With Soviet armies closing in as part of Operation Ring begun January 10, 1943the situation was hopeless. The Sixth Army was surrounded by seven Soviet armies. On January 31 Paulus disobeyed Hitler and agreed to give himself up. Twenty-two generals surrendered with him, and on February 2 the last of 91,000 frozen starving men all that was left of the Sixth and Fourth armies surrendered to the Soviets.

Germans surrender at Stalingrad

The Soviets recovered 250,000 German and Romanian corpses in and around Stalingrad, and total Axis casualties Germans, Romanians, Italians, and Hungarians are believed to have been more than 800,000 dead, wounded, missing, or captured.

Of the 91,000 men who surrendered, only some 5,000—6,000 ever returned to their homelands the last of them a full decade after the end of the war in 1945 ; the rest died in Soviet prison and labour camps.

The German surrender at Stalingrad

On the Soviet side, official Russian military historians estimate that there were 1,100,000 Red Army dead, wounded, missing, or captured in the campaign to defend the city.

An estimated 40,000 civilians died as well. The memorial was finished in 1967; its focal point is The Motherland Callsa great 52-metre- 172-foot- high statue of a winged female figure holding a sword aloft.
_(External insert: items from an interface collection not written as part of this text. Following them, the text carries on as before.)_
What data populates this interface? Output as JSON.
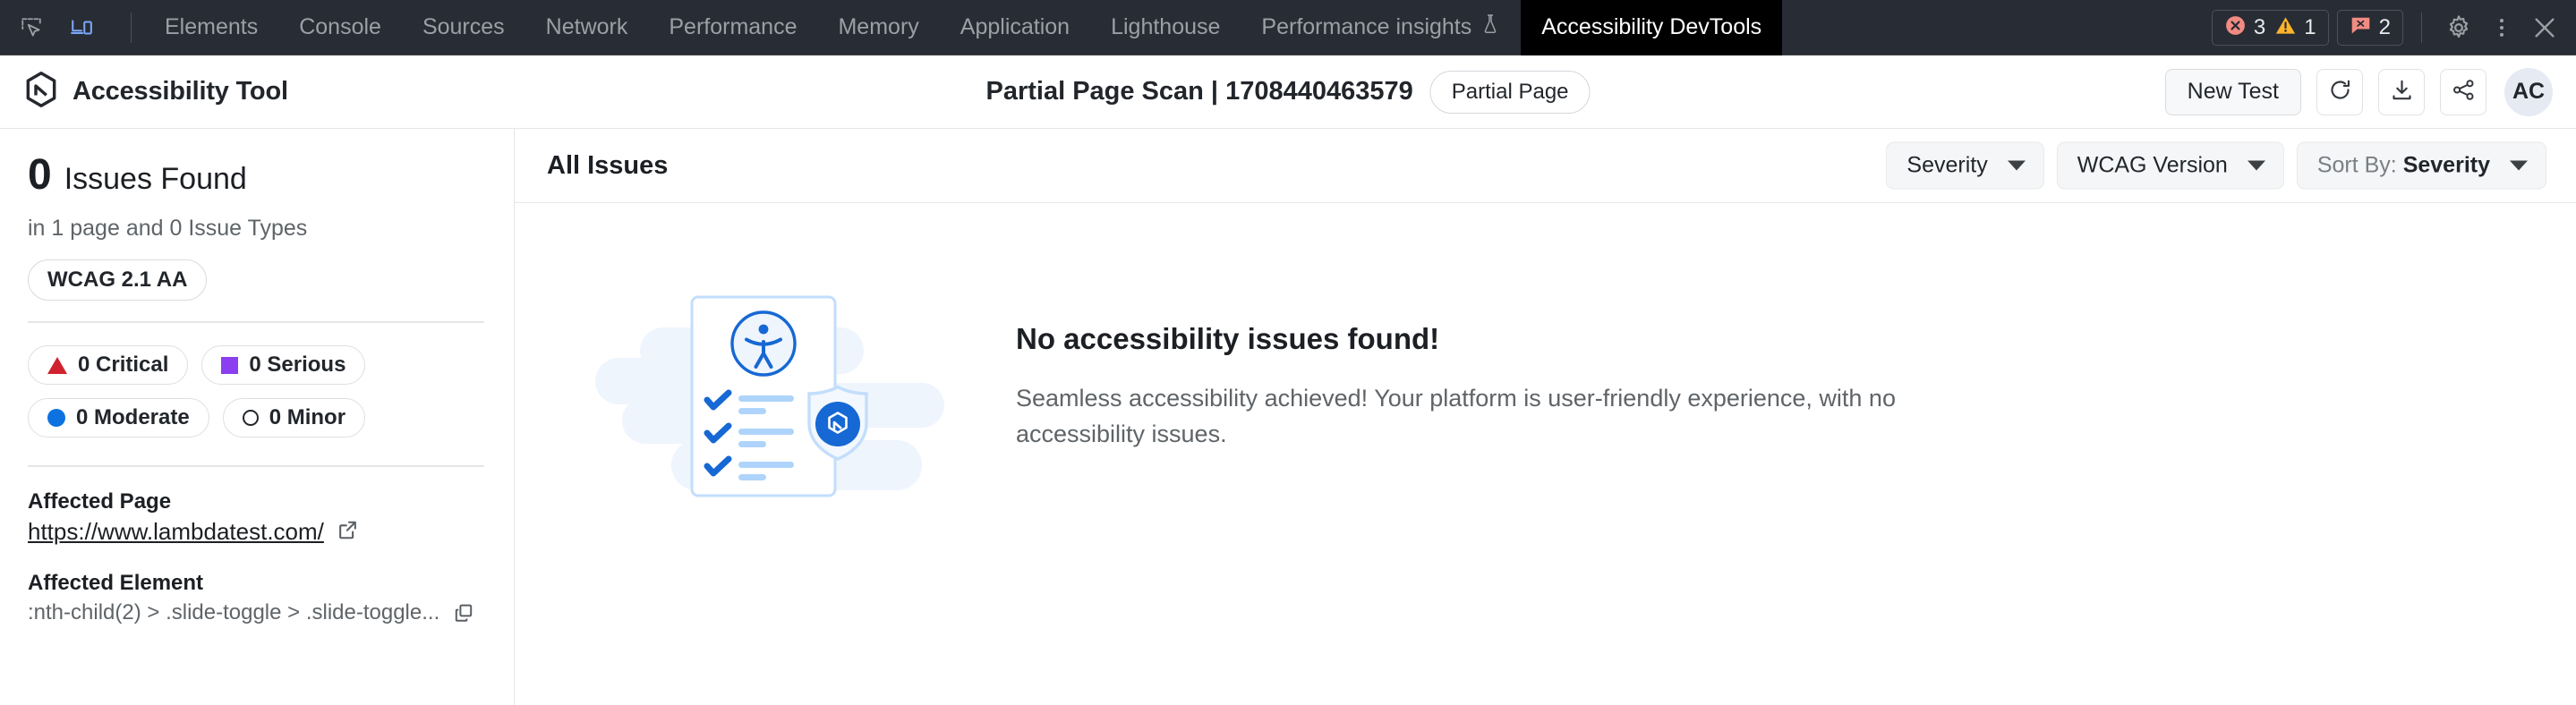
{
  "devtools": {
    "left_icons": [
      {
        "name": "inspect-element-icon",
        "active": false
      },
      {
        "name": "device-toolbar-icon",
        "active": true
      }
    ],
    "tabs": [
      {
        "label": "Elements",
        "active": false,
        "icon": ""
      },
      {
        "label": "Console",
        "active": false,
        "icon": ""
      },
      {
        "label": "Sources",
        "active": false,
        "icon": ""
      },
      {
        "label": "Network",
        "active": false,
        "icon": ""
      },
      {
        "label": "Performance",
        "active": false,
        "icon": ""
      },
      {
        "label": "Memory",
        "active": false,
        "icon": ""
      },
      {
        "label": "Application",
        "active": false,
        "icon": ""
      },
      {
        "label": "Lighthouse",
        "active": false,
        "icon": ""
      },
      {
        "label": "Performance insights",
        "active": false,
        "icon": "flask-icon"
      },
      {
        "label": "Accessibility DevTools",
        "active": true,
        "icon": ""
      }
    ],
    "status": {
      "error_count": "3",
      "warning_count": "1",
      "message_count": "2",
      "error_color": "#f28b82",
      "warning_color": "#fdd663",
      "message_color": "#f28b82"
    },
    "right_icons": [
      {
        "name": "settings-gear-icon"
      },
      {
        "name": "more-options-icon"
      },
      {
        "name": "close-devtools-icon"
      }
    ]
  },
  "header": {
    "brand": "Accessibility Tool",
    "brand_logo": "lambdatest-hex-arrow-logo",
    "scan_title": "Partial Page Scan | 1708440463579",
    "scan_badge": "Partial Page",
    "new_test_label": "New Test",
    "actions": [
      {
        "name": "refresh-button",
        "icon": "refresh-icon"
      },
      {
        "name": "download-button",
        "icon": "download-icon"
      },
      {
        "name": "share-button",
        "icon": "share-icon"
      }
    ],
    "avatar_initials": "AC"
  },
  "sidebar": {
    "issues_count": "0",
    "issues_label": "Issues Found",
    "issues_sub": "in 1 page and 0 Issue Types",
    "wcag_pill": "WCAG 2.1 AA",
    "severity_chips": [
      {
        "label": "0 Critical",
        "marker": "triangle",
        "color": "#d0222f"
      },
      {
        "label": "0 Serious",
        "marker": "square",
        "color": "#8b3ff0"
      },
      {
        "label": "0 Moderate",
        "marker": "circle",
        "color": "#0c72e0"
      },
      {
        "label": "0 Minor",
        "marker": "ring",
        "color": "#22262b"
      }
    ],
    "affected_page_label": "Affected Page",
    "affected_page_url": "https://www.lambdatest.com/",
    "external_link_icon": "external-link-icon",
    "affected_element_label": "Affected Element",
    "affected_element_selector": ":nth-child(2) > .slide-toggle > .slide-toggle...",
    "copy_icon": "copy-icon"
  },
  "main": {
    "title": "All Issues",
    "filters": [
      {
        "label": "Severity",
        "prefix": "",
        "name": "severity-filter"
      },
      {
        "label": "WCAG Version",
        "prefix": "",
        "name": "wcag-version-filter"
      },
      {
        "label": "Severity",
        "prefix": "Sort By:",
        "name": "sort-by-filter"
      }
    ],
    "empty_state": {
      "illustration": "accessibility-report-shield-illustration",
      "title": "No accessibility issues found!",
      "description": "Seamless accessibility achieved! Your platform is user-friendly experience, with no accessibility issues."
    }
  },
  "colors": {
    "devtools_bg": "#282c34",
    "active_tab_bg": "#000000",
    "brand_blue": "#0c72e0",
    "illustration_light": "#c2defc",
    "illustration_pale": "#eff5fd"
  }
}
The tip of the sword reaches 85 metres 280 feet into the air.

In the Mamayev complex is the tomb of Chuikovwho went on to lead the Soviet drive to Berlin and who died a marshal of the Soviet Union almost 40 years after the Battle of Stalingrad.